When economic pressure presented the City of Santa Barbara, California, with difficult budget decisions, leaders searched for ways to save money, and that included examining fire department expenses.
The Santa Barbara Fire Department protects 100,000 residents spread across 26 square miles. It maintains eight fire stations providing all risk services. The agency protects urban interface, freeway corridors, community colleges, an active fishing and recreational harbor, miles of beaches, a growing airport, a nearby forest with hiking trails, urban wine production, and more.
“Like many municipalities, we were faced with a challenging economy,” says Michael Hoose, city fire captain, who has worked in public safety since the late 1980s. “Early on, the fire fighters association targeted many ways to reduce costs, including concessions, and thus provide substantial savings to the city. The city administrator tasked the fire chief with a significant reduction.”
One proposal that initially looked feasible involved closing one of the city’s oldest fire stations. Surrounding fire stations appeared to be close enough to provide sufficient service if the one station were closed.
However, Hoose, who had been using ArcGIS since 2006, understood that analysis was necessary to determine the civilian, cultural, and economic values at risk by the proposed closure, as well as whether or not fire fighter safety would be compromised. “I knew that GIS would be able to tell us all the safety and protection implications,” Hoose says.
Four-Minute Response Time
The National Fire Protection Association (NFPA) recommends a four-minute maximum response time for 90 percent of all calls. That means the time from when the first 911 call comes in to the time the first responder arrives for structure fire, traffic collisions, or emergency medical service (EMS) calls. Santa Barbara had an excellent record of meeting this standard.

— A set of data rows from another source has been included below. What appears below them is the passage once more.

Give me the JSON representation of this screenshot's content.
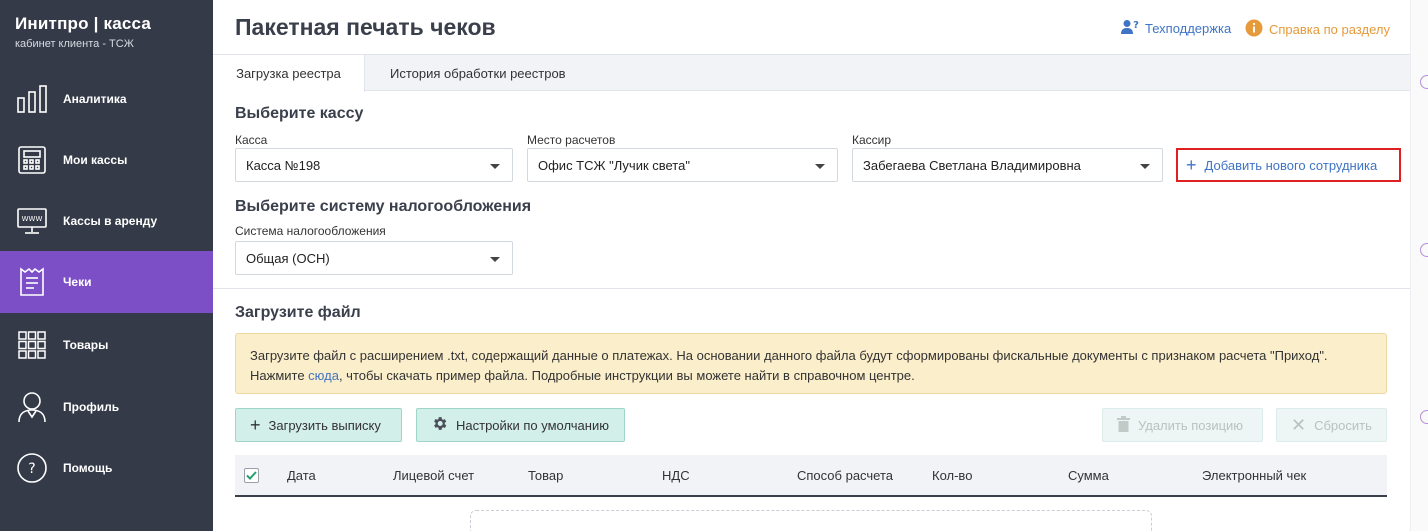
{
  "brand": {
    "title": "Инитпро | касса",
    "subtitle": "кабинет клиента - ТСЖ"
  },
  "sidebar": {
    "items": [
      {
        "label": "Аналитика",
        "icon": "analytics-icon"
      },
      {
        "label": "Мои кассы",
        "icon": "cash-register-icon"
      },
      {
        "label": "Кассы в аренду",
        "icon": "www-terminal-icon"
      },
      {
        "label": "Чеки",
        "icon": "receipt-icon",
        "active": true
      },
      {
        "label": "Товары",
        "icon": "grid-icon"
      },
      {
        "label": "Профиль",
        "icon": "user-icon"
      },
      {
        "label": "Помощь",
        "icon": "help-circle-icon"
      }
    ]
  },
  "header": {
    "title": "Пакетная печать чеков",
    "support": "Техподдержка",
    "help": "Справка по разделу"
  },
  "tabs": [
    {
      "label": "Загрузка реестра",
      "active": true
    },
    {
      "label": "История обработки реестров",
      "active": false
    }
  ],
  "kassa_section": {
    "title": "Выберите кассу",
    "kassa_label": "Касса",
    "kassa_value": "Касса №198",
    "place_label": "Место расчетов",
    "place_value": "Офис ТСЖ \"Лучик света\"",
    "cashier_label": "Кассир",
    "cashier_value": "Забегаева Светлана Владимировна",
    "add_employee": "Добавить нового сотрудника"
  },
  "tax_section": {
    "title": "Выберите систему налогообложения",
    "label": "Система налогообложения",
    "value": "Общая (ОСН)"
  },
  "upload_section": {
    "title": "Загрузите файл",
    "notice_line1": "Загрузите файл с расширением .txt, содержащий данные о платежах. На основании данного файла будут сформированы фискальные документы с признаком расчета \"Приход\".",
    "notice_pre": "Нажмите ",
    "notice_link": "сюда",
    "notice_post": ", чтобы скачать пример файла. Подробные инструкции вы можете найти в справочном центре.",
    "upload_btn": "Загрузить выписку",
    "settings_btn": "Настройки по умолчанию",
    "delete_btn": "Удалить позицию",
    "reset_btn": "Сбросить"
  },
  "table": {
    "columns": [
      "Дата",
      "Лицевой счет",
      "Товар",
      "НДС",
      "Способ расчета",
      "Кол-во",
      "Сумма",
      "Электронный чек"
    ]
  },
  "colors": {
    "sidebar": "#353a48",
    "active": "#7d4fc7",
    "link": "#3f74c5",
    "help": "#e69a3a",
    "highlight": "#e02020"
  }
}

The question was, if the centrally located Station 3 was closed, could the fire department continue to meet the standard? If this were possible, millions of dollars would be saved.
Providing Fact-Based Answers
Hoose worked with public safety GIS consultant Mike Price to perform a geographic data-based study of incident call times throughout the city. ArcGIS was deployed to explore different variables and produce data-driven maps. The maps were used to show assessed values, number of structures protected per engine, number of residents protected per engine, response times in various conditions, and more.
“Each map told a story of what would happen if Station 3 was closed,” Hoose says. “We could show by multiple variables how each remaining station would be impacted.”
Both Hoose and Price also looked at the distribution and concentration of response times and the department’s ability to continue to meet NFPA requirements and American Heart Association guidelines on response.
The GIS analysis was clear: shutting down the fire station would prohibit the agency from achieving its previous high standard of 90 percent of calls responded to in four minutes or less. The impact would be significant for the entire city. Dozens of maps were generated and presented to city officials. After careful consideration, the decision was made to keep the fire station active.
“We were able to demonstrate that the proposed closure would result in a lapse in proper coverage,” Hoose says. “GIS not only helped us with the analysis, it also helped us present the information using a compelling, easy-to-understand method—maps. We provided quick-snap views using industry-standard best practices and methodology.”
For more information, contact Michael Hoose, fire captain, City of Santa Barbara Fire Department.